As an investor, you should be consistently on the lookout for issues that might cut into your wealth, as well as those that could increase your tax burden. One such issue that could have an affect on both of these things is known as phantom income.
Although we are inching towards the later stages of the cycle, the multifamily investment market has remained healthy. Providing evidence of this is the fact that national vacancy rates have only slowly inched up in the face of high levels of new supply.1 But doing well in this sector involves more than buying an apartment building and sitting back as a passive investor. Before you start your property hunt, however, you need to ask whether that Class A “luxury” investment, or Class B “workforce” property fits your risk profile and your investment goals.
As of December 2018, The Federal Reserve Open Market Committee (FOMC) had bumped up the federal funds rate for five consecutive quarters. Although Federal Reserve Chairman Jerome Powell signaled a slow down of increasing rates in the committee’s meeting in January 2019, there is still optimism that the U.S. economy will grow in the near future amongst FOMC members, meaning the possibility of further increases in the future.1
When you sit down to figure out your investment strategy, the issues you might examine are financial goals, what type of return you might want, and what assets are available for acquisition, at a cost that makes some sort of sense. Also important is how much risk you’re willing to accept for a given return to meet your financial goals. It’s a good idea to understand your level of risk tolerance, to ensure that you make the investment decisions that are right for you.
In previous articles, we discussed risk and its impact on investment decisions. A return on a particular investment might look really great on paper. But, if you can’t deal with the possibility of losing part, or all, of your entire principal, that investment might be better off avoided.
On paper, relying on the Internal Revenue Code (IRC) section 1031 to defer capital gain taxes on a real estate sale seems straightforward. You target the replacement property within 45 days, then close on that property within 180 days. Your Qualified Intermediary handles the exchange, resulting in a new property and a sweet tax deferral.
There is a lot to consider before diving into real estate as an investment. You need to understand your own investment goals, and risk tolerance. You also should have an understanding of the market in which you want to invest, type of property you are eyeing, how much it is valued for – and the asset grade. Much like papers and school work are graded based on quality, real estate assets also come with grades, based on many factors.
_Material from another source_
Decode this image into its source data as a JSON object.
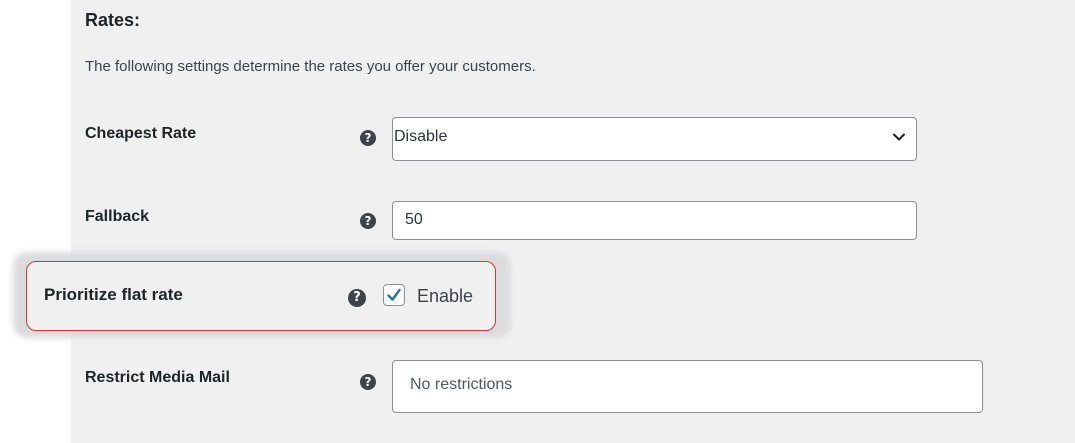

In a previous blog, we focused on various types of real estate we dubbed “recession-resistant.” Property types such as student housing are considered to be insulated against recessions, as it succeeds or fails based on fundamentals such as college enrollment rather than economic cycles.
It should come to no surprise that Delaware Statutory Trusts (DSTs) carry many of the same risks as a direct property investment. After all, the underlying asset driving the investment’s performance is some type of real estate asset. From illiquidity to macroeconomic risks, such as rising interest rates, DSTs are exposed to a variety of similar factors that may spell trouble for any real estate investment.